THE BENEFITS FOR BROADCASTERS?
The main benefits of any ISO certification is a stronger, better managed organization: more responsive to customers, more capable of delivering quality, more reactive to change and in the long run more likely to prosper. The benefits specific to broadcasting include:
• Greater credibility with viewers, listeners thus advertisers
• Higher efficiency of investments in content
• Cost saving in production process
• Better access to sources of information
• The ability to attract and motivate high-quality journalists
• Independent recognition of the contribution to social development and democracy
The first move is the evaluation of present management systems, viewed from three separate and complementary angles:
• Efficiency and performance, focusing on the costs of quality
• Perceptions of the management system by personnel, customers, suppliers and other stakeholders
• The specific criteria of the ISAS BC 9001 standard mentioned above
On the basis of this evaluation, companies will be given detailed recommendations for improvement that should be implemented to meet the requirements of lSAS BC 9001.
We are available to help you undertake an evaluation in the most efficient and economical manner possible. Please contact us.
TESTIMONIALS ON THE BENEFITS OF QUALITY MANAGEMENT
"We wanted our quality system to give us a clear vision of our systems and procedures. The quality process allowed us to present our objectives more clearly and to follow them up through quality circles,"
Denis Huron, Director General
Source Challenge Optimum S.A., Geneva

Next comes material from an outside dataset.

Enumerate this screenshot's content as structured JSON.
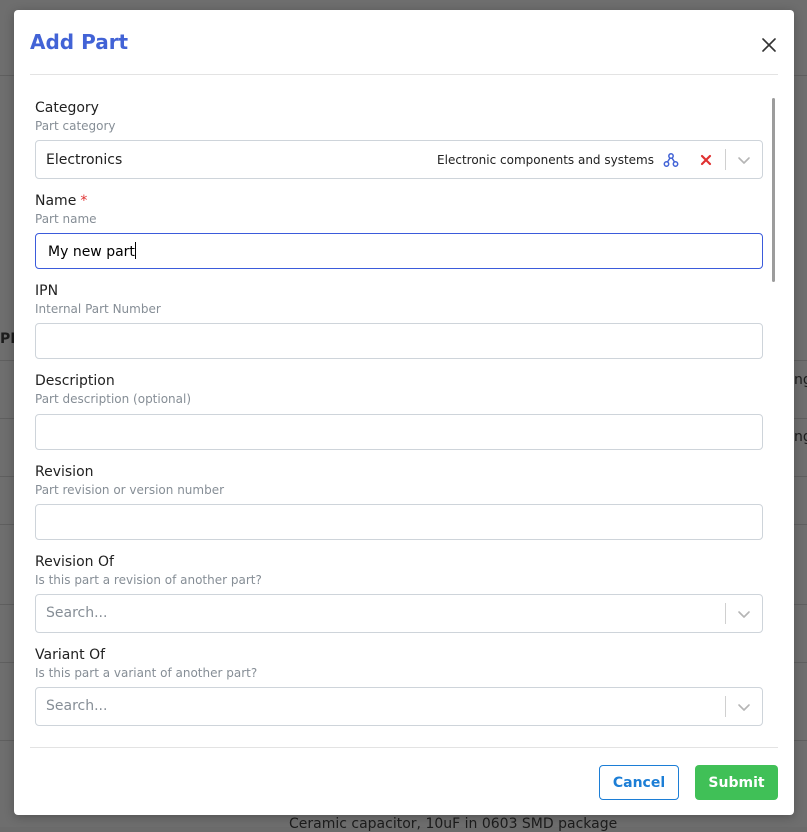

"ISO 9001 -2000 certification is the start of a permanent process of internal organizational self-evaluation, To become certified is to join the culture through a process and to strengthen our teamwork. It is a tool to generate trust, a letter of introduction and a way to say to our clients we are part of a nation that seeks efficiency and wants to offer-the best of public television to our television audience, our sponsors, and our contractors. "
Ana Crishna Navarro, Manager
Government of Malaysia
The Malaysian Government is convinced that ISO 9001, a universally accepted standard, can significantly improve quality, stimulate excellence in the work culture. and engender a more integrated quality management system in the public administration,
Musalmiah Bt. Haji Asli, Director of the ISO 9001 Policy and Development Division;
Source ISO Geneva
Services Industriels, Geneva
"SIG built up an intergrated Ouality-Security-Environment management system, in order to be able to confront new challenges.This system is an ideal basis for taking into account the issues of lasting development and good governance."
M. Raymond Battistella, Director General
Source Challenge Optimum S.A., Geneva